### Goal of the exercise
The job is to output each record again, character for character.

[Entries from a dataset of interfaces]

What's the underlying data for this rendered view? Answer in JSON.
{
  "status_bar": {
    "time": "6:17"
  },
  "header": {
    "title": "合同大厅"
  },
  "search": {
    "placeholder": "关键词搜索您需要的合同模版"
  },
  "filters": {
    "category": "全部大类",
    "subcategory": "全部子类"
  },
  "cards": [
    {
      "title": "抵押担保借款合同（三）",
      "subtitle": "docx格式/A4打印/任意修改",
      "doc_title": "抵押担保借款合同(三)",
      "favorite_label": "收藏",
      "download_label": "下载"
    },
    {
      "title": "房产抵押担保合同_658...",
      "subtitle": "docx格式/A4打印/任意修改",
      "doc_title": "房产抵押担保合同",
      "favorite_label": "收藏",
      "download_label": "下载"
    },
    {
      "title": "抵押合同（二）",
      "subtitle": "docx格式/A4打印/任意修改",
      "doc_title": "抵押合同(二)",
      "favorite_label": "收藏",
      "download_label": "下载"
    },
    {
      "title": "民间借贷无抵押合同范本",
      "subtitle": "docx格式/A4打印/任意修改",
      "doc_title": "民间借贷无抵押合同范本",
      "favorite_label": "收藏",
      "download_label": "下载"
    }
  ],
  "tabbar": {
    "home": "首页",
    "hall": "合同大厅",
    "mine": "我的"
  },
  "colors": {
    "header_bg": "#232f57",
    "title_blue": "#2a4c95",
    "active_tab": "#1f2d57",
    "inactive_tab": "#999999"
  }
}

### Result for this exercise
What's the underlying data for this rendered view? Answer in JSON.
{
  "status_bar": {
    "time": "6:17"
  },
  "header": {
    "title": "合同大厅"
  },
  "search": {
    "placeholder": "关键词搜索您需要的合同模版"
  },
  "filters": {
    "category": "全部大类",
    "subcategory": "全部子类"
  },
  "cards": [
    {
      "title": "抵押担保借款合同（三）",
      "subtitle": "docx格式/A4打印/任意修改",
      "doc_title": "抵押担保借款合同(三)",
      "favorite_label": "收藏",
      "download_label": "下载"
    },
    {
      "title": "房产抵押担保合同_658...",
      "subtitle": "docx格式/A4打印/任意修改",
      "doc_title": "房产抵押担保合同",
      "favorite_label": "收藏",
      "download_label": "下载"
    },
    {
      "title": "抵押合同（二）",
      "subtitle": "docx格式/A4打印/任意修改",
      "doc_title": "抵押合同(二)",
      "favorite_label": "收藏",
      "download_label": "下载"
    },
    {
      "title": "民间借贷无抵押合同范本",
      "subtitle": "docx格式/A4打印/任意修改",
      "doc_title": "民间借贷无抵押合同范本",
      "favorite_label": "收藏",
      "download_label": "下载"
    }
  ],
  "tabbar": {
    "home": "首页",
    "hall": "合同大厅",
    "mine": "我的"
  },
  "colors": {
    "header_bg": "#232f57",
    "title_blue": "#2a4c95",
    "active_tab": "#1f2d57",
    "inactive_tab": "#999999"
  }
}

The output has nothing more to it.